══ DATA UNDER STUDY
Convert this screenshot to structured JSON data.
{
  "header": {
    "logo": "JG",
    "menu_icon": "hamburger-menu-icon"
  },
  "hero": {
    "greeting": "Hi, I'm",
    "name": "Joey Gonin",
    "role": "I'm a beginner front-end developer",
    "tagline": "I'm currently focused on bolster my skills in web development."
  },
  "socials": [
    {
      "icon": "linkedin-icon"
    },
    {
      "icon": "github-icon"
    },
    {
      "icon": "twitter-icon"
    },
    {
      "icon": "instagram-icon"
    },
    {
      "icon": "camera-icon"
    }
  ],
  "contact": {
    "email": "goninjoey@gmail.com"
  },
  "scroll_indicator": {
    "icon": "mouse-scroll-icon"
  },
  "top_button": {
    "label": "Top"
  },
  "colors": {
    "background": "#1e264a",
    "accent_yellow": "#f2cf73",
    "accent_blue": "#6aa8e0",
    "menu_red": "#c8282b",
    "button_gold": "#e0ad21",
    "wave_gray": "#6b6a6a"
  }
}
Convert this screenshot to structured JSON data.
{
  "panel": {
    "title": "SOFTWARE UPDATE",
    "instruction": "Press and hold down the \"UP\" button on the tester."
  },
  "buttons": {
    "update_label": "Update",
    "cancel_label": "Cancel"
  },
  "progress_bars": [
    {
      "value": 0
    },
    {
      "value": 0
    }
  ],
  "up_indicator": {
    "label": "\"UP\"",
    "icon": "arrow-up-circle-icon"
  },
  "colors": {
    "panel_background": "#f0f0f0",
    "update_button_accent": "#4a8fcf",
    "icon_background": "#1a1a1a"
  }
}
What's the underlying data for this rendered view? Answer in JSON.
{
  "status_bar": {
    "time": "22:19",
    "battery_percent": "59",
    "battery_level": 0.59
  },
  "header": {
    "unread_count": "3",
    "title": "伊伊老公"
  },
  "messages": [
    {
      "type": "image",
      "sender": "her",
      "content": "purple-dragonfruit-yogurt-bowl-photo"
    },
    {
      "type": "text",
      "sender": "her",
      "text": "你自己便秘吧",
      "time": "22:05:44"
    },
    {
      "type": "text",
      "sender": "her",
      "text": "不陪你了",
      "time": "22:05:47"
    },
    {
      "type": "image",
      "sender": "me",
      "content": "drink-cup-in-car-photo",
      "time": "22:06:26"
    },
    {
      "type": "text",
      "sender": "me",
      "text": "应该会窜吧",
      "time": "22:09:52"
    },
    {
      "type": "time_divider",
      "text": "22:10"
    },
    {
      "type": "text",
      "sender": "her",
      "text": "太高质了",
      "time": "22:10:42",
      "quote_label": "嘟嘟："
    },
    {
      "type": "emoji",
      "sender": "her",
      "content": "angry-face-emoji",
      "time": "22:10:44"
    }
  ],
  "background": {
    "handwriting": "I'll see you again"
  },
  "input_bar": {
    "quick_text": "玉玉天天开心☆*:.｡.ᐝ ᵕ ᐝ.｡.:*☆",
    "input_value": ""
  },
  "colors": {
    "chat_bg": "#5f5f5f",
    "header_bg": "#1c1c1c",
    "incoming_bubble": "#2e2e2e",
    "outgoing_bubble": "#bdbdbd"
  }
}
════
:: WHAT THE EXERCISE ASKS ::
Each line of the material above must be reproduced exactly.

:: RESPONSE FOR THIS EXERCISE ::
Convert this screenshot to structured JSON data.
{
  "header": {
    "logo": "JG",
    "menu_icon": "hamburger-menu-icon"
  },
  "hero": {
    "greeting": "Hi, I'm",
    "name": "Joey Gonin",
    "role": "I'm a beginner front-end developer",
    "tagline": "I'm currently focused on bolster my skills in web development."
  },
  "socials": [
    {
      "icon": "linkedin-icon"
    },
    {
      "icon": "github-icon"
    },
    {
      "icon": "twitter-icon"
    },
    {
      "icon": "instagram-icon"
    },
    {
      "icon": "camera-icon"
    }
  ],
  "contact": {
    "email": "goninjoey@gmail.com"
  },
  "scroll_indicator": {
    "icon": "mouse-scroll-icon"
  },
  "top_button": {
    "label": "Top"
  },
  "colors": {
    "background": "#1e264a",
    "accent_yellow": "#f2cf73",
    "accent_blue": "#6aa8e0",
    "menu_red": "#c8282b",
    "button_gold": "#e0ad21",
    "wave_gray": "#6b6a6a"
  }
}
Convert this screenshot to structured JSON data.
{
  "panel": {
    "title": "SOFTWARE UPDATE",
    "instruction": "Press and hold down the \"UP\" button on the tester."
  },
  "buttons": {
    "update_label": "Update",
    "cancel_label": "Cancel"
  },
  "progress_bars": [
    {
      "value": 0
    },
    {
      "value": 0
    }
  ],
  "up_indicator": {
    "label": "\"UP\"",
    "icon": "arrow-up-circle-icon"
  },
  "colors": {
    "panel_background": "#f0f0f0",
    "update_button_accent": "#4a8fcf",
    "icon_background": "#1a1a1a"
  }
}
What's the underlying data for this rendered view? Answer in JSON.
{
  "status_bar": {
    "time": "22:19",
    "battery_percent": "59",
    "battery_level": 0.59
  },
  "header": {
    "unread_count": "3",
    "title": "伊伊老公"
  },
  "messages": [
    {
      "type": "image",
      "sender": "her",
      "content": "purple-dragonfruit-yogurt-bowl-photo"
    },
    {
      "type": "text",
      "sender": "her",
      "text": "你自己便秘吧",
      "time": "22:05:44"
    },
    {
      "type": "text",
      "sender": "her",
      "text": "不陪你了",
      "time": "22:05:47"
    },
    {
      "type": "image",
      "sender": "me",
      "content": "drink-cup-in-car-photo",
      "time": "22:06:26"
    },
    {
      "type": "text",
      "sender": "me",
      "text": "应该会窜吧",
      "time": "22:09:52"
    },
    {
      "type": "time_divider",
      "text": "22:10"
    },
    {
      "type": "text",
      "sender": "her",
      "text": "太高质了",
      "time": "22:10:42",
      "quote_label": "嘟嘟："
    },
    {
      "type": "emoji",
      "sender": "her",
      "content": "angry-face-emoji",
      "time": "22:10:44"
    }
  ],
  "background": {
    "handwriting": "I'll see you again"
  },
  "input_bar": {
    "quick_text": "玉玉天天开心☆*:.｡.ᐝ ᵕ ᐝ.｡.:*☆",
    "input_value": ""
  },
  "colors": {
    "chat_bg": "#5f5f5f",
    "header_bg": "#1c1c1c",
    "incoming_bubble": "#2e2e2e",
    "outgoing_bubble": "#bdbdbd"
  }
}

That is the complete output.